**Source material:**
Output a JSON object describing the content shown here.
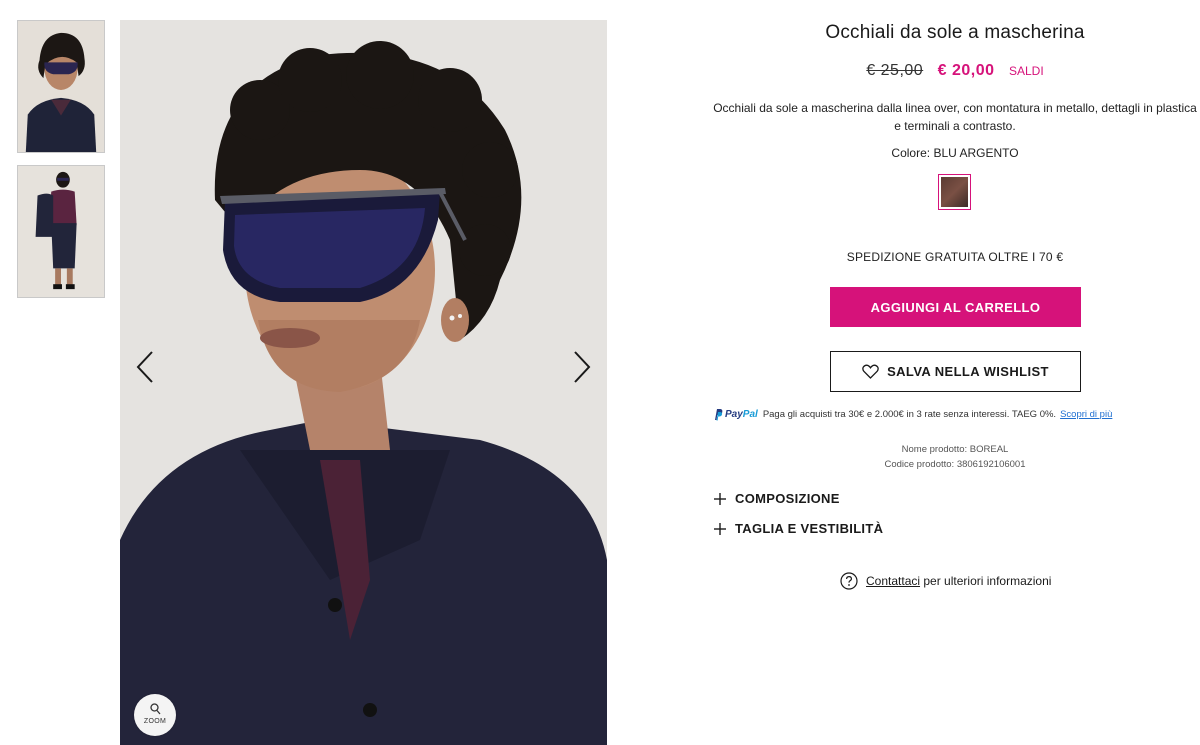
{
  "gallery": {
    "thumbnails": [
      {
        "name": "thumbnail-1"
      },
      {
        "name": "thumbnail-2"
      }
    ],
    "zoom_label": "ZOOM"
  },
  "product": {
    "title": "Occhiali da sole a mascherina",
    "price_old": "€ 25,00",
    "price_new": "€ 20,00",
    "price_badge": "SALDI",
    "description": "Occhiali da sole a mascherina dalla linea over, con montatura in metallo, dettagli in plastica e terminali a contrasto.",
    "color_line": "Colore: BLU ARGENTO",
    "shipping_note": "SPEDIZIONE GRATUITA OLTRE I 70 €",
    "add_to_cart_label": "AGGIUNGI AL CARRELLO",
    "wishlist_label": "SALVA NELLA WISHLIST",
    "paypal": {
      "brand_pay": "Pay",
      "brand_pal": "Pal",
      "text": "Paga gli acquisti tra 30€ e 2.000€ in 3 rate senza interessi. TAEG 0%.",
      "link": "Scopri di più"
    },
    "meta_name": "Nome prodotto: BOREAL",
    "meta_code": "Codice prodotto:  3806192106001",
    "accordions": [
      {
        "label": "COMPOSIZIONE"
      },
      {
        "label": "TAGLIA E VESTIBILITÀ"
      }
    ],
    "contact_link": "Contattaci",
    "contact_text": "per ulteriori informazioni"
  },
  "colors": {
    "accent": "#d6127a",
    "paypal_blue": "#253b80",
    "paypal_light": "#179bd7",
    "swatch": "#5b3b33"
  },
  "icons": {
    "prev": "chevron-left-icon",
    "next": "chevron-right-icon",
    "zoom": "magnifier-icon",
    "wishlist": "heart-icon",
    "accordion": "plus-icon",
    "help": "question-circle-icon",
    "paypal": "paypal-logo"
  }
}
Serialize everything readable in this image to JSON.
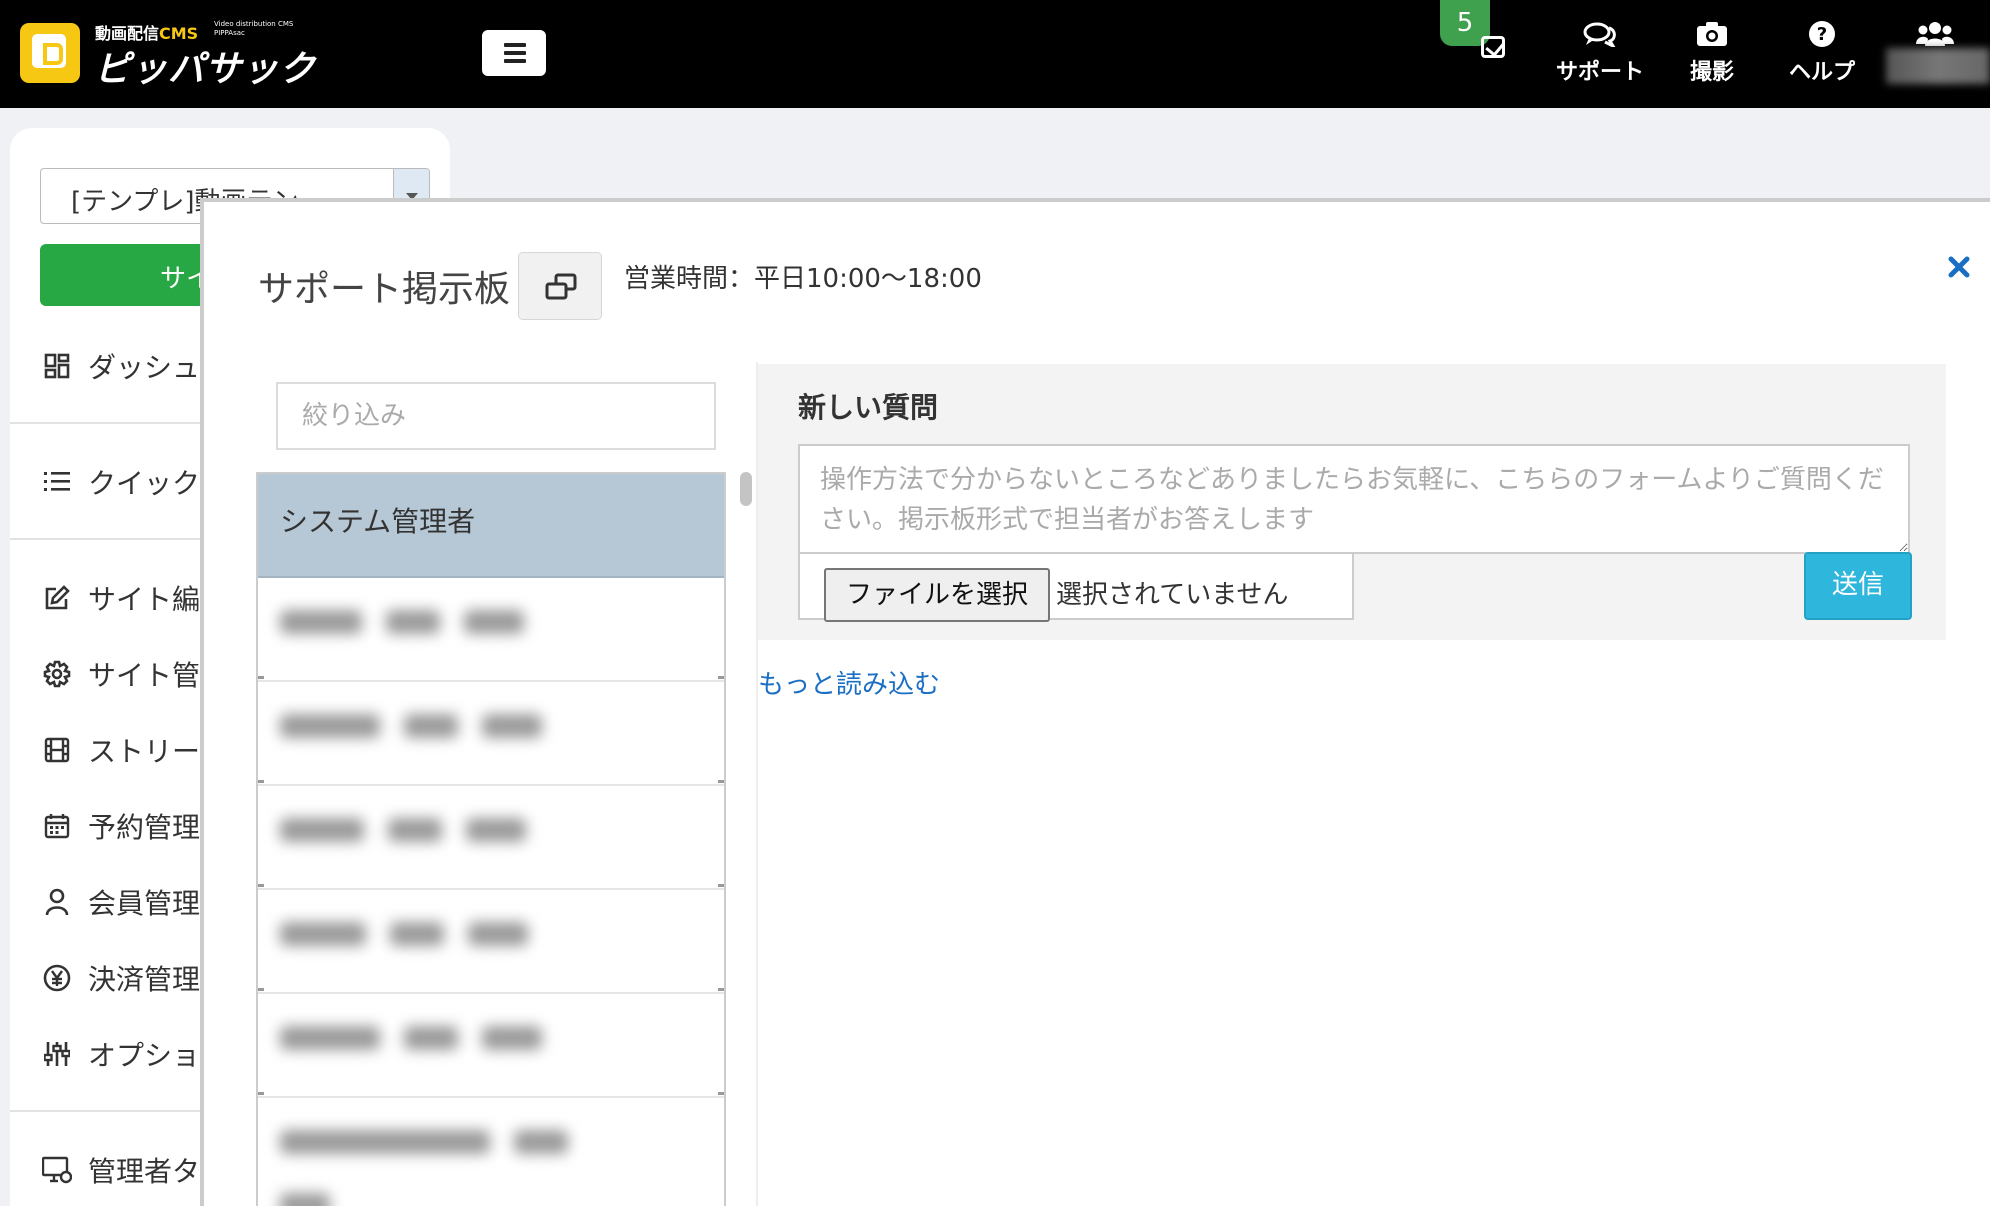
{
  "header": {
    "logo_line1": "動画配信",
    "logo_line1_cms": "CMS",
    "logo_tagline": "Video distribution CMS PIPPAsac",
    "logo_name": "ピッパサック",
    "task_badge_count": "5",
    "nav": [
      {
        "label": "サポート",
        "icon": "chat-bubbles-icon"
      },
      {
        "label": "撮影",
        "icon": "camera-icon"
      },
      {
        "label": "ヘルプ",
        "icon": "question-circle-icon"
      }
    ],
    "colors": {
      "bar": "#000000",
      "logo": "#f6c814",
      "badge": "#3fa04d"
    }
  },
  "sidebar": {
    "site_select_value": "[テンプレ]動画テン",
    "site_button_label": "サイ",
    "items": [
      {
        "label": "ダッシュ",
        "icon": "dashboard-icon"
      },
      {
        "label": "クイック",
        "icon": "list-icon"
      },
      {
        "label": "サイト編",
        "icon": "edit-icon"
      },
      {
        "label": "サイト管",
        "icon": "gear-icon"
      },
      {
        "label": "ストリー",
        "icon": "film-icon"
      },
      {
        "label": "予約管理",
        "icon": "calendar-icon"
      },
      {
        "label": "会員管理",
        "icon": "user-icon"
      },
      {
        "label": "決済管理",
        "icon": "yen-icon"
      },
      {
        "label": "オプショ",
        "icon": "sliders-icon"
      },
      {
        "label": "管理者タ",
        "icon": "monitor-gear-icon"
      }
    ]
  },
  "modal": {
    "title": "サポート掲示板",
    "hours": "営業時間：平日10:00〜18:00",
    "filter_placeholder": "絞り込み",
    "threads": [
      {
        "label": "システム管理者",
        "active": true
      }
    ],
    "new_question": {
      "label": "新しい質問",
      "placeholder": "操作方法で分からないところなどありましたらお気軽に、こちらのフォームよりご質問ください。掲示板形式で担当者がお答えします",
      "file_button": "ファイルを選択",
      "file_status": "選択されていません",
      "send_label": "送信"
    },
    "load_more": "もっと読み込む",
    "colors": {
      "active_thread": "#b6c8d6",
      "send": "#2fb6dc",
      "link": "#1a6fc4",
      "close": "#1a6fc4"
    }
  }
}
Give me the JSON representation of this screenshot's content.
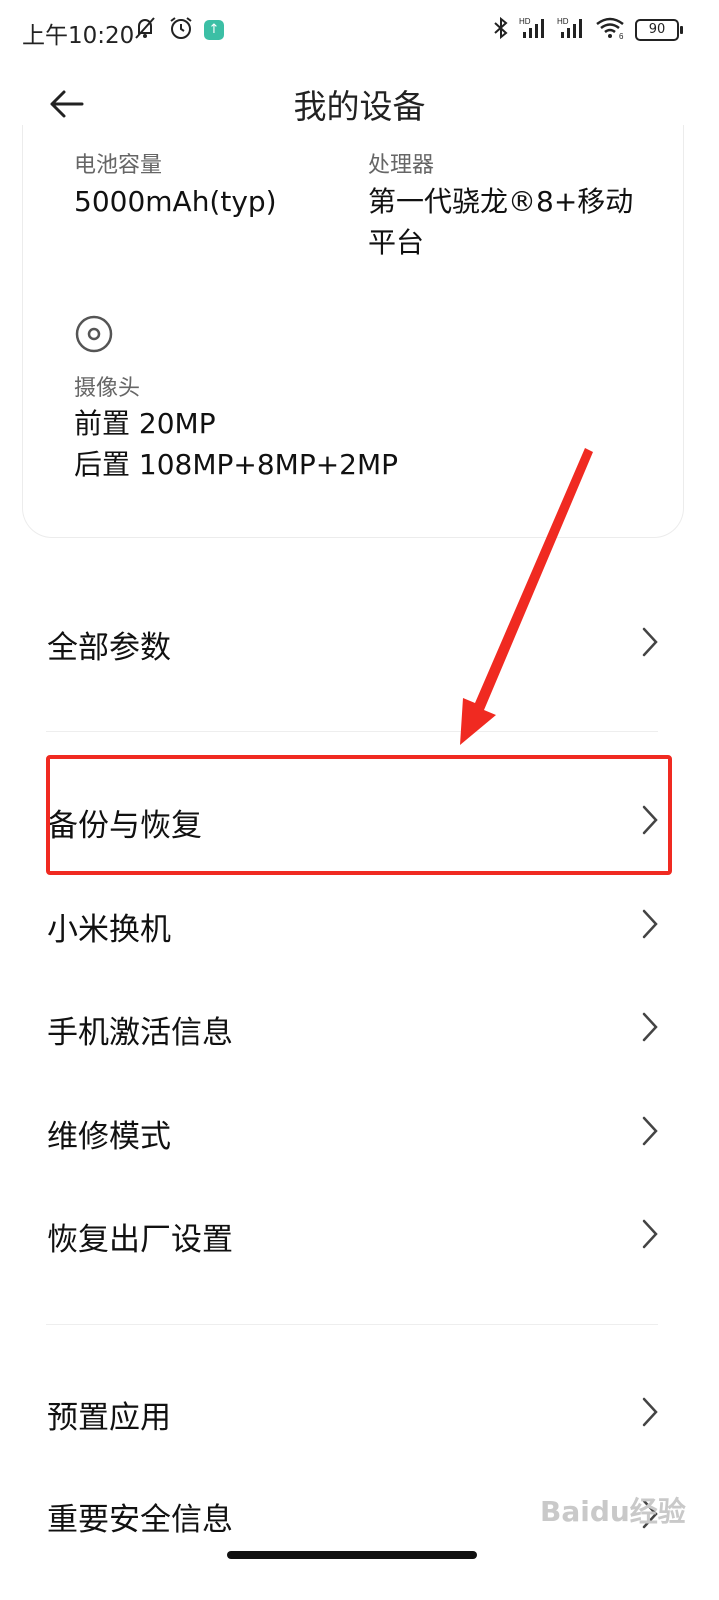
{
  "status_bar": {
    "time": "上午10:20",
    "left_icons": [
      "mute-notification-icon",
      "alarm-icon",
      "app-notification-icon"
    ],
    "right_icons": [
      "bluetooth-icon",
      "signal-hd-icon",
      "signal-hd-icon",
      "wifi-icon",
      "battery-icon"
    ],
    "battery_level": "90",
    "signal_labels": [
      "HD",
      "HD"
    ],
    "wifi_label": "6"
  },
  "header": {
    "title": "我的设备",
    "back_icon": "back-arrow-icon"
  },
  "specs": {
    "battery_label": "电池容量",
    "battery_value": "5000mAh(typ)",
    "processor_label": "处理器",
    "processor_value_line1": "第一代骁龙®8+移动",
    "processor_value_line2": "平台",
    "camera_icon": "camera-icon",
    "camera_label": "摄像头",
    "camera_front": "前置 20MP",
    "camera_rear": "后置 108MP+8MP+2MP"
  },
  "menu": {
    "all_params": "全部参数",
    "backup_restore": "备份与恢复",
    "mi_mover": "小米换机",
    "activation_info": "手机激活信息",
    "repair_mode": "维修模式",
    "factory_reset": "恢复出厂设置",
    "preinstalled_apps": "预置应用",
    "safety_info": "重要安全信息"
  },
  "annotation": {
    "highlight_color": "#f02a21",
    "arrow_color": "#f02a21"
  },
  "watermark": {
    "text": "Baidu经验"
  }
}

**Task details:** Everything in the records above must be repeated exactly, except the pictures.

**Exercise output:**
Output a JSON object describing the content shown here.
{
  "gallery": {
    "thumbnails": [
      {
        "name": "thumbnail-1"
      },
      {
        "name": "thumbnail-2"
      }
    ],
    "zoom_label": "ZOOM"
  },
  "product": {
    "title": "Occhiali da sole a mascherina",
    "price_old": "€ 25,00",
    "price_new": "€ 20,00",
    "price_badge": "SALDI",
    "description": "Occhiali da sole a mascherina dalla linea over, con montatura in metallo, dettagli in plastica e terminali a contrasto.",
    "color_line": "Colore: BLU ARGENTO",
    "shipping_note": "SPEDIZIONE GRATUITA OLTRE I 70 €",
    "add_to_cart_label": "AGGIUNGI AL CARRELLO",
    "wishlist_label": "SALVA NELLA WISHLIST",
    "paypal": {
      "brand_pay": "Pay",
      "brand_pal": "Pal",
      "text": "Paga gli acquisti tra 30€ e 2.000€ in 3 rate senza interessi. TAEG 0%.",
      "link": "Scopri di più"
    },
    "meta_name": "Nome prodotto: BOREAL",
    "meta_code": "Codice prodotto:  3806192106001",
    "accordions": [
      {
        "label": "COMPOSIZIONE"
      },
      {
        "label": "TAGLIA E VESTIBILITÀ"
      }
    ],
    "contact_link": "Contattaci",
    "contact_text": "per ulteriori informazioni"
  },
  "colors": {
    "accent": "#d6127a",
    "paypal_blue": "#253b80",
    "paypal_light": "#179bd7",
    "swatch": "#5b3b33"
  },
  "icons": {
    "prev": "chevron-left-icon",
    "next": "chevron-right-icon",
    "zoom": "magnifier-icon",
    "wishlist": "heart-icon",
    "accordion": "plus-icon",
    "help": "question-circle-icon",
    "paypal": "paypal-logo"
  }
}
Serialize everything readable in this image to JSON.
{
  "header": {
    "logo_line1": "動画配信",
    "logo_line1_cms": "CMS",
    "logo_tagline": "Video distribution CMS PIPPAsac",
    "logo_name": "ピッパサック",
    "task_badge_count": "5",
    "nav": [
      {
        "label": "サポート",
        "icon": "chat-bubbles-icon"
      },
      {
        "label": "撮影",
        "icon": "camera-icon"
      },
      {
        "label": "ヘルプ",
        "icon": "question-circle-icon"
      }
    ],
    "colors": {
      "bar": "#000000",
      "logo": "#f6c814",
      "badge": "#3fa04d"
    }
  },
  "sidebar": {
    "site_select_value": "[テンプレ]動画テン",
    "site_button_label": "サイ",
    "items": [
      {
        "label": "ダッシュ",
        "icon": "dashboard-icon"
      },
      {
        "label": "クイック",
        "icon": "list-icon"
      },
      {
        "label": "サイト編",
        "icon": "edit-icon"
      },
      {
        "label": "サイト管",
        "icon": "gear-icon"
      },
      {
        "label": "ストリー",
        "icon": "film-icon"
      },
      {
        "label": "予約管理",
        "icon": "calendar-icon"
      },
      {
        "label": "会員管理",
        "icon": "user-icon"
      },
      {
        "label": "決済管理",
        "icon": "yen-icon"
      },
      {
        "label": "オプショ",
        "icon": "sliders-icon"
      },
      {
        "label": "管理者タ",
        "icon": "monitor-gear-icon"
      }
    ]
  },
  "modal": {
    "title": "サポート掲示板",
    "hours": "営業時間：平日10:00〜18:00",
    "filter_placeholder": "絞り込み",
    "threads": [
      {
        "label": "システム管理者",
        "active": true
      }
    ],
    "new_question": {
      "label": "新しい質問",
      "placeholder": "操作方法で分からないところなどありましたらお気軽に、こちらのフォームよりご質問ください。掲示板形式で担当者がお答えします",
      "file_button": "ファイルを選択",
      "file_status": "選択されていません",
      "send_label": "送信"
    },
    "load_more": "もっと読み込む",
    "colors": {
      "active_thread": "#b6c8d6",
      "send": "#2fb6dc",
      "link": "#1a6fc4",
      "close": "#1a6fc4"
    }
  }
}
Give me the JSON representation of this screenshot's content.
{
  "status_bar": {
    "time": "上午10:20",
    "left_icons": [
      "mute-notification-icon",
      "alarm-icon",
      "app-notification-icon"
    ],
    "right_icons": [
      "bluetooth-icon",
      "signal-hd-icon",
      "signal-hd-icon",
      "wifi-icon",
      "battery-icon"
    ],
    "battery_level": "90",
    "signal_labels": [
      "HD",
      "HD"
    ],
    "wifi_label": "6"
  },
  "header": {
    "title": "我的设备",
    "back_icon": "back-arrow-icon"
  },
  "specs": {
    "battery_label": "电池容量",
    "battery_value": "5000mAh(typ)",
    "processor_label": "处理器",
    "processor_value_line1": "第一代骁龙®8+移动",
    "processor_value_line2": "平台",
    "camera_icon": "camera-icon",
    "camera_label": "摄像头",
    "camera_front": "前置 20MP",
    "camera_rear": "后置 108MP+8MP+2MP"
  },
  "menu": {
    "all_params": "全部参数",
    "backup_restore": "备份与恢复",
    "mi_mover": "小米换机",
    "activation_info": "手机激活信息",
    "repair_mode": "维修模式",
    "factory_reset": "恢复出厂设置",
    "preinstalled_apps": "预置应用",
    "safety_info": "重要安全信息"
  },
  "annotation": {
    "highlight_color": "#f02a21",
    "arrow_color": "#f02a21"
  },
  "watermark": {
    "text": "Baidu经验"
  }
}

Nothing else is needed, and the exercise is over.